[PROBLEM REQUIREMENTS] Although the entries contain pictures, write out only their text, exactly as it stands.
====== SUPPLIED RECORDS ======
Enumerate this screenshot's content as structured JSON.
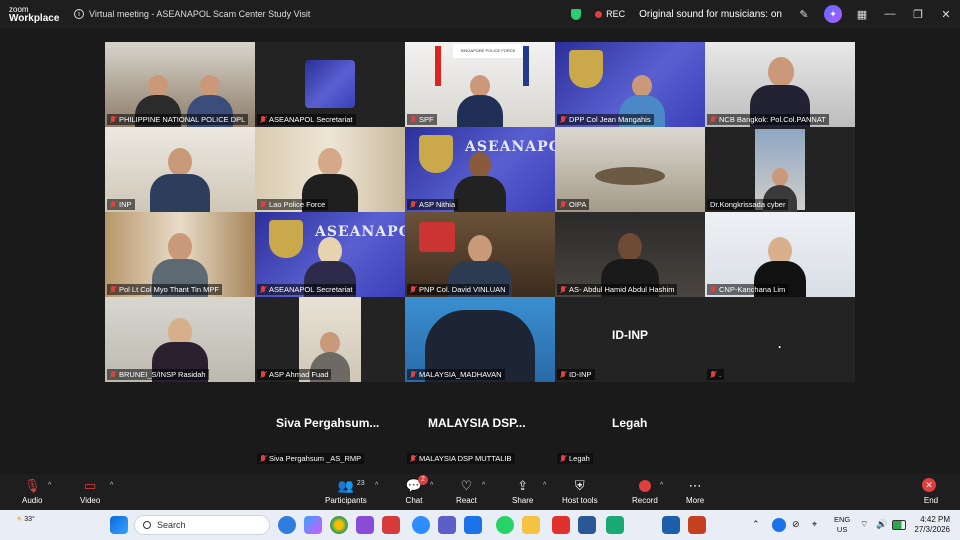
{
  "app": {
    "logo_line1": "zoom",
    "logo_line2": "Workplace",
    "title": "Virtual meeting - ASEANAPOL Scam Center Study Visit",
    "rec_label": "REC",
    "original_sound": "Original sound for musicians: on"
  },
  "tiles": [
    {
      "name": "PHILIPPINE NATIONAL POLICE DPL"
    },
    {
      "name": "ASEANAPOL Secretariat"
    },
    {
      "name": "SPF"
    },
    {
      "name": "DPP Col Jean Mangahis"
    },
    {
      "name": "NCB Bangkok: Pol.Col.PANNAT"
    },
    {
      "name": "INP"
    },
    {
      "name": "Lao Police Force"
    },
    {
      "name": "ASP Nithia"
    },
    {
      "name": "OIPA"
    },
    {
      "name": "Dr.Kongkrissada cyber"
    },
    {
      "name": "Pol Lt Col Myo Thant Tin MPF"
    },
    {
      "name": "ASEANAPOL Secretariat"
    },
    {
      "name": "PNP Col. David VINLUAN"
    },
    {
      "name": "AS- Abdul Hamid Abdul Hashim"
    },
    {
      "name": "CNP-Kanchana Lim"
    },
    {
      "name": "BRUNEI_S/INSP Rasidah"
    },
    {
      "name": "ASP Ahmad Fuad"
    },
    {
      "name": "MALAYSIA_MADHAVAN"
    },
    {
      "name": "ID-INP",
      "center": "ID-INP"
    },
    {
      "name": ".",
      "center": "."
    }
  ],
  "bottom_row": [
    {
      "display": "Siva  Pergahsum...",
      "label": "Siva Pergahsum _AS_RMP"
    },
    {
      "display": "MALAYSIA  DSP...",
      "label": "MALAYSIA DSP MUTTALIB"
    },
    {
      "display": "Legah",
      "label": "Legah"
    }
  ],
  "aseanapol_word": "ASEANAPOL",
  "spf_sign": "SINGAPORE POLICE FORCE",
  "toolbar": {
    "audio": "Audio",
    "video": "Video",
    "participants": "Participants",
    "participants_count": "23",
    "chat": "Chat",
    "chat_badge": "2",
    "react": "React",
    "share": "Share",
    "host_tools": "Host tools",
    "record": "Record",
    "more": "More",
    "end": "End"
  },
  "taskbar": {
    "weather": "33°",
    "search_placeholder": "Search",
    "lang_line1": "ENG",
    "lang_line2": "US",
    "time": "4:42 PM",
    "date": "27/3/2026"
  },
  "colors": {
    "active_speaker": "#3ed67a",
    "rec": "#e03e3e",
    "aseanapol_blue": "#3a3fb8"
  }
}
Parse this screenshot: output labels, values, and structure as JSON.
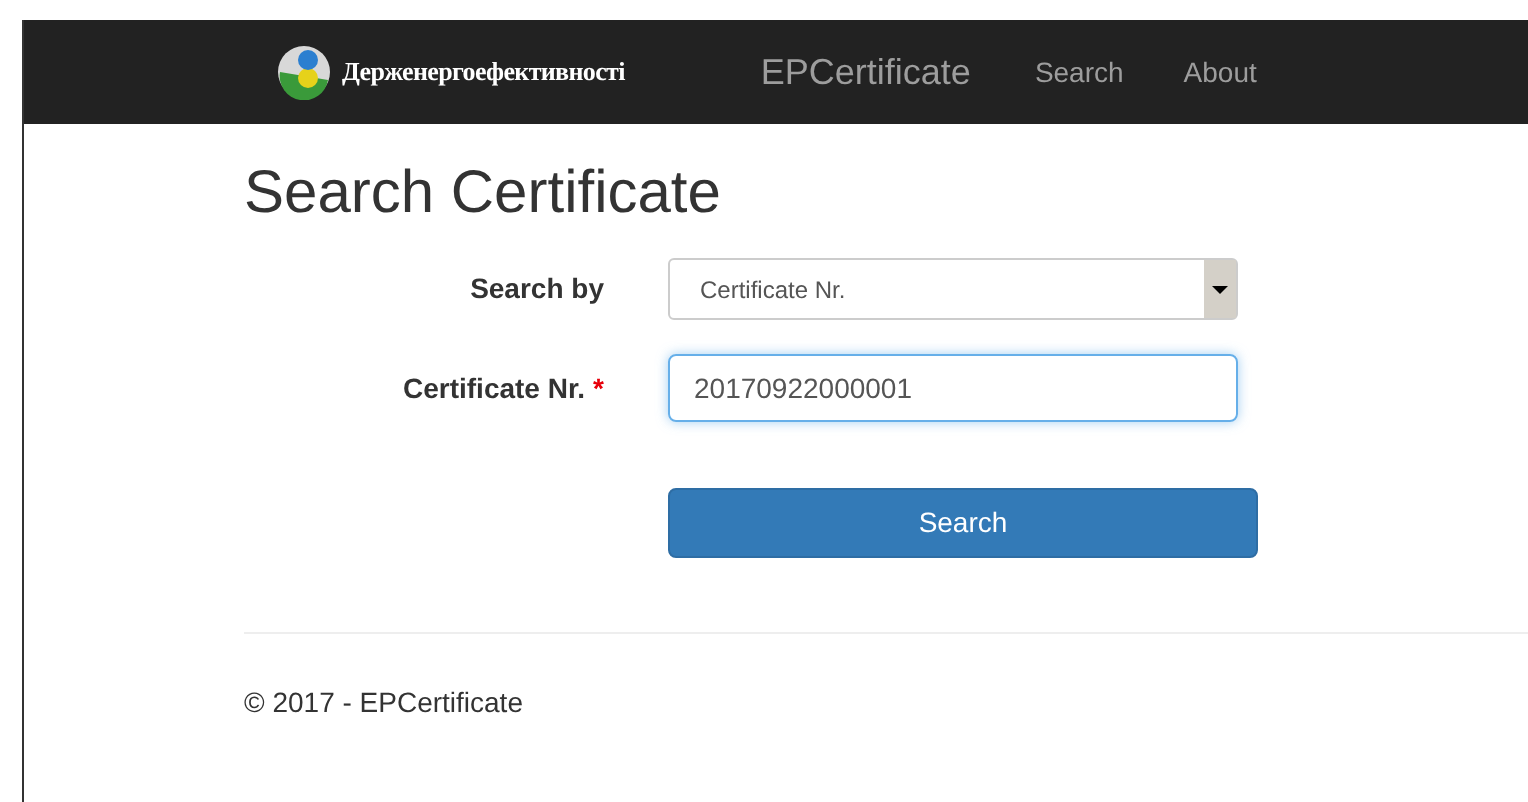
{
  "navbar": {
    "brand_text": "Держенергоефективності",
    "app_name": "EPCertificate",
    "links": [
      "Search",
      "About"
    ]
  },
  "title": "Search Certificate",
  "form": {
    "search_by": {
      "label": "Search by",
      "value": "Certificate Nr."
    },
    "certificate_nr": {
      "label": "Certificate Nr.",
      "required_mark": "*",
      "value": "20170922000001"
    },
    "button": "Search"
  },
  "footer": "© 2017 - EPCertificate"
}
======
[WRITTEN SOLUTION]
Enumerate this screenshot's content as structured JSON.
{
  "app": {
    "logo_line1": "zoom",
    "logo_line2": "Workplace",
    "title": "Virtual meeting - ASEANAPOL Scam Center Study Visit",
    "rec_label": "REC",
    "original_sound": "Original sound for musicians: on"
  },
  "tiles": [
    {
      "name": "PHILIPPINE NATIONAL POLICE DPL"
    },
    {
      "name": "ASEANAPOL Secretariat"
    },
    {
      "name": "SPF"
    },
    {
      "name": "DPP Col Jean Mangahis"
    },
    {
      "name": "NCB Bangkok: Pol.Col.PANNAT"
    },
    {
      "name": "INP"
    },
    {
      "name": "Lao Police Force"
    },
    {
      "name": "ASP Nithia"
    },
    {
      "name": "OIPA"
    },
    {
      "name": "Dr.Kongkrissada cyber"
    },
    {
      "name": "Pol Lt Col Myo Thant Tin MPF"
    },
    {
      "name": "ASEANAPOL Secretariat"
    },
    {
      "name": "PNP Col. David VINLUAN"
    },
    {
      "name": "AS- Abdul Hamid Abdul Hashim"
    },
    {
      "name": "CNP-Kanchana Lim"
    },
    {
      "name": "BRUNEI_S/INSP Rasidah"
    },
    {
      "name": "ASP Ahmad Fuad"
    },
    {
      "name": "MALAYSIA_MADHAVAN"
    },
    {
      "name": "ID-INP",
      "center": "ID-INP"
    },
    {
      "name": ".",
      "center": "."
    }
  ],
  "bottom_row": [
    {
      "display": "Siva  Pergahsum...",
      "label": "Siva Pergahsum _AS_RMP"
    },
    {
      "display": "MALAYSIA  DSP...",
      "label": "MALAYSIA DSP MUTTALIB"
    },
    {
      "display": "Legah",
      "label": "Legah"
    }
  ],
  "aseanapol_word": "ASEANAPOL",
  "spf_sign": "SINGAPORE POLICE FORCE",
  "toolbar": {
    "audio": "Audio",
    "video": "Video",
    "participants": "Participants",
    "participants_count": "23",
    "chat": "Chat",
    "chat_badge": "2",
    "react": "React",
    "share": "Share",
    "host_tools": "Host tools",
    "record": "Record",
    "more": "More",
    "end": "End"
  },
  "taskbar": {
    "weather": "33°",
    "search_placeholder": "Search",
    "lang_line1": "ENG",
    "lang_line2": "US",
    "time": "4:42 PM",
    "date": "27/3/2026"
  },
  "colors": {
    "active_speaker": "#3ed67a",
    "rec": "#e03e3e",
    "aseanapol_blue": "#3a3fb8"
  }
}
Parse this screenshot: output labels, values, and structure as JSON.
{
  "navbar": {
    "brand_text": "Держенергоефективності",
    "app_name": "EPCertificate",
    "links": [
      "Search",
      "About"
    ]
  },
  "title": "Search Certificate",
  "form": {
    "search_by": {
      "label": "Search by",
      "value": "Certificate Nr."
    },
    "certificate_nr": {
      "label": "Certificate Nr.",
      "required_mark": "*",
      "value": "20170922000001"
    },
    "button": "Search"
  },
  "footer": "© 2017 - EPCertificate"
}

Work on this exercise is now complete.